[Page and application data records]
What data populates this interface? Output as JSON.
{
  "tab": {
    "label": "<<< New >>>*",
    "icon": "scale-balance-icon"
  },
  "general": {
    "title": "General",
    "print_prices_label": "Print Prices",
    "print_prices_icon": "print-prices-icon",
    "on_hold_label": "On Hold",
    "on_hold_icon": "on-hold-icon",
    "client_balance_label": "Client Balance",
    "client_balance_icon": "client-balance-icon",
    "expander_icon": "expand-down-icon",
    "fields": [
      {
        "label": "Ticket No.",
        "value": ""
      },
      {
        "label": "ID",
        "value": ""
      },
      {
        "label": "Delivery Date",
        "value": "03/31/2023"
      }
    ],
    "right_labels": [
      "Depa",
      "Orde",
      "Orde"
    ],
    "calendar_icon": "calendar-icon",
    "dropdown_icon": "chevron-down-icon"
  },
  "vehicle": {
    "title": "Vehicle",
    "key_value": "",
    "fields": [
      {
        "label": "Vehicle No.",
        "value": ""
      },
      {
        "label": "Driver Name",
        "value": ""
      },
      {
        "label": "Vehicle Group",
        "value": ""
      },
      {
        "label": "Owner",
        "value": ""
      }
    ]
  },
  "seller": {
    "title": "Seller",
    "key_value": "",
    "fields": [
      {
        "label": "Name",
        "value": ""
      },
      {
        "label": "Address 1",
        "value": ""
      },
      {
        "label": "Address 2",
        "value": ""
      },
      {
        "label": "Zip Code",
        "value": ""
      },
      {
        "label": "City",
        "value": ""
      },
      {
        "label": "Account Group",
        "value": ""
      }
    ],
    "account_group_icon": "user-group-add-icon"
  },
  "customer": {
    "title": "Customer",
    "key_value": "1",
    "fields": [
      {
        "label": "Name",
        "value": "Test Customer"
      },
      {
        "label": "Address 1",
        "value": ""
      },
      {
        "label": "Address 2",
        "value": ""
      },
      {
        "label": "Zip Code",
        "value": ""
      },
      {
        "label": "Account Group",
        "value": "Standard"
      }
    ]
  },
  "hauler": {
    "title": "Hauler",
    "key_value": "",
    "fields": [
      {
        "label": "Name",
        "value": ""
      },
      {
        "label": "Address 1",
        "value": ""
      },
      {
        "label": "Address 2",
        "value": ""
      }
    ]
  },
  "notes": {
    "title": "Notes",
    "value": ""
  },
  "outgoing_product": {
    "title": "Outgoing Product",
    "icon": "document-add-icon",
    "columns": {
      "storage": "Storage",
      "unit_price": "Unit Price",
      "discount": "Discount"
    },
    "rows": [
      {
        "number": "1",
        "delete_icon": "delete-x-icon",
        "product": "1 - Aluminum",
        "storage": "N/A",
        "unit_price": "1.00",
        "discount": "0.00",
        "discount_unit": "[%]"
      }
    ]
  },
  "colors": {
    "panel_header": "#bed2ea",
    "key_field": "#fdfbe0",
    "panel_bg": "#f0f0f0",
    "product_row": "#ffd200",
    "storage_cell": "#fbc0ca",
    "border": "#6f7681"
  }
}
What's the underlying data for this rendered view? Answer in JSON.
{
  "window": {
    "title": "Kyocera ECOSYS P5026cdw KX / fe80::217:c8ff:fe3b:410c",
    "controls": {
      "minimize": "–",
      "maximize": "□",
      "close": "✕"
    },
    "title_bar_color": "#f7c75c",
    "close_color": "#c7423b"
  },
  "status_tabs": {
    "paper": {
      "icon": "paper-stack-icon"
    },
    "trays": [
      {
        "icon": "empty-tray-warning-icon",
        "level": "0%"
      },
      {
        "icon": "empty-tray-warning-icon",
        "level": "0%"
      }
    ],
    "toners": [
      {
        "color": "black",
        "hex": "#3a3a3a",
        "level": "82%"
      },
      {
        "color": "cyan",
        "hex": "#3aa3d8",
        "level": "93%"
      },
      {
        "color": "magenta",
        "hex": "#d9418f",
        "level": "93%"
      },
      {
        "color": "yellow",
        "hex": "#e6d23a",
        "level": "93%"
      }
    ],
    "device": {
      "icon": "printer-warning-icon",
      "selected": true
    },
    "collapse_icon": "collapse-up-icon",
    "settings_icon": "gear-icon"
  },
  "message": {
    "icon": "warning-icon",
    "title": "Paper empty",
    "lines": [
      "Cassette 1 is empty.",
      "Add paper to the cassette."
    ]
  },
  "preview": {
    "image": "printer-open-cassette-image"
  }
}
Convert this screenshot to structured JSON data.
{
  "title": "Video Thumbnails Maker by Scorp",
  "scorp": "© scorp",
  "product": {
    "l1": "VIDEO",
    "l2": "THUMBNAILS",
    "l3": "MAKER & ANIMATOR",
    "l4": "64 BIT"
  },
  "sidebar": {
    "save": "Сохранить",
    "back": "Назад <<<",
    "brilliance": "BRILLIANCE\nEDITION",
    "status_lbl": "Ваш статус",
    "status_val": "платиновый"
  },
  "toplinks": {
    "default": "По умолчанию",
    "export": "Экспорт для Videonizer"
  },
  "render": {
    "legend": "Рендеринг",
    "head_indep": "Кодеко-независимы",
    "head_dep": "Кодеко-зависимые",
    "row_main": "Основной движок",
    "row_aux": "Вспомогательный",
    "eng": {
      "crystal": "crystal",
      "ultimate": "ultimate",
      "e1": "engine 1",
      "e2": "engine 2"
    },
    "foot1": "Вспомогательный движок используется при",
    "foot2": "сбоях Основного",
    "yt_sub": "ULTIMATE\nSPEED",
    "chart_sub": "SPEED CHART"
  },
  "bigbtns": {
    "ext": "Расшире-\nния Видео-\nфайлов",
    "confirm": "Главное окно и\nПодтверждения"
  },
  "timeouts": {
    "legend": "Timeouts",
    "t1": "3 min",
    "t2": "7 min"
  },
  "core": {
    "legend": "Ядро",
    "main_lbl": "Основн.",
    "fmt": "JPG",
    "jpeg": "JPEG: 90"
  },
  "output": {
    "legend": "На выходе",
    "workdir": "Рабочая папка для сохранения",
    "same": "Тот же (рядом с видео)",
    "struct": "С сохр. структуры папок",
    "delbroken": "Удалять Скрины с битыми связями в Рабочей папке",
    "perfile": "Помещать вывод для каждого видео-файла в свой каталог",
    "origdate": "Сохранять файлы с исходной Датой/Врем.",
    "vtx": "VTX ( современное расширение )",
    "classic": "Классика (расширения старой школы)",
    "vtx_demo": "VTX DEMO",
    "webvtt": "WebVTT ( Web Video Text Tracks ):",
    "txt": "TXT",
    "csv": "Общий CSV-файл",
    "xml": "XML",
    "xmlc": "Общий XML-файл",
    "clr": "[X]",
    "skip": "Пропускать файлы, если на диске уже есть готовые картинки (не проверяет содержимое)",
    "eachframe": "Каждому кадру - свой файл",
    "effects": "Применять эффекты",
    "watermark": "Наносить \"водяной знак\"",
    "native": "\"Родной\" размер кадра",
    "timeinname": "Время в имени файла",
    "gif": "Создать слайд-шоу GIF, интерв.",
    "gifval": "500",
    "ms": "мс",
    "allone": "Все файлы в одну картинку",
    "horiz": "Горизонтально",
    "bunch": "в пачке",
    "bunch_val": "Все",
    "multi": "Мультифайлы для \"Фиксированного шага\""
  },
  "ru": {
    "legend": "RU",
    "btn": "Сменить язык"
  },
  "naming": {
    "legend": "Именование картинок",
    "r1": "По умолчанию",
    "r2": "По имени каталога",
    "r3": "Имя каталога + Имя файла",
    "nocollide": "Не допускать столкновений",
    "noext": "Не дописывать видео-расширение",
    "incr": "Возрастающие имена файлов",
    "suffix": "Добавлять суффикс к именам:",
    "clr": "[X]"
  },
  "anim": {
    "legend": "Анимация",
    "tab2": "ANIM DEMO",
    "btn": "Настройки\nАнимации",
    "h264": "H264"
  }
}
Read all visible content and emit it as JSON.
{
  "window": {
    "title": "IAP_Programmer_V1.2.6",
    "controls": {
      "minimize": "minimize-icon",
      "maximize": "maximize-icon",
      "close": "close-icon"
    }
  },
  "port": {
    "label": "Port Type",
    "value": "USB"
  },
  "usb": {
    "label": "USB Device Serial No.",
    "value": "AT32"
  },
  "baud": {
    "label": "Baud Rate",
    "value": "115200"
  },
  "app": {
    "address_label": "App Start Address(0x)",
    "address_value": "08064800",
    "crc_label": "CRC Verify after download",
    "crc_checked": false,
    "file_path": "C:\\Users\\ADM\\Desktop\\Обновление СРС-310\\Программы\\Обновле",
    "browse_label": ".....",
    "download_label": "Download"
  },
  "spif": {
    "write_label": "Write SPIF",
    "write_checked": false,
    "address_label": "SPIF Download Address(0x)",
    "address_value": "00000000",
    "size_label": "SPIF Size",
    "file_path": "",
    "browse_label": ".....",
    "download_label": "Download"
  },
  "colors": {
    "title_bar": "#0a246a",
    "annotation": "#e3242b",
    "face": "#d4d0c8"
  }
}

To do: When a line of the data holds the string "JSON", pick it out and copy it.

Reply to the task:
What data populates this interface? Output as JSON.
What's the underlying data for this rendered view? Answer in JSON.
Convert this screenshot to structured JSON data.
Read all visible content and emit it as JSON.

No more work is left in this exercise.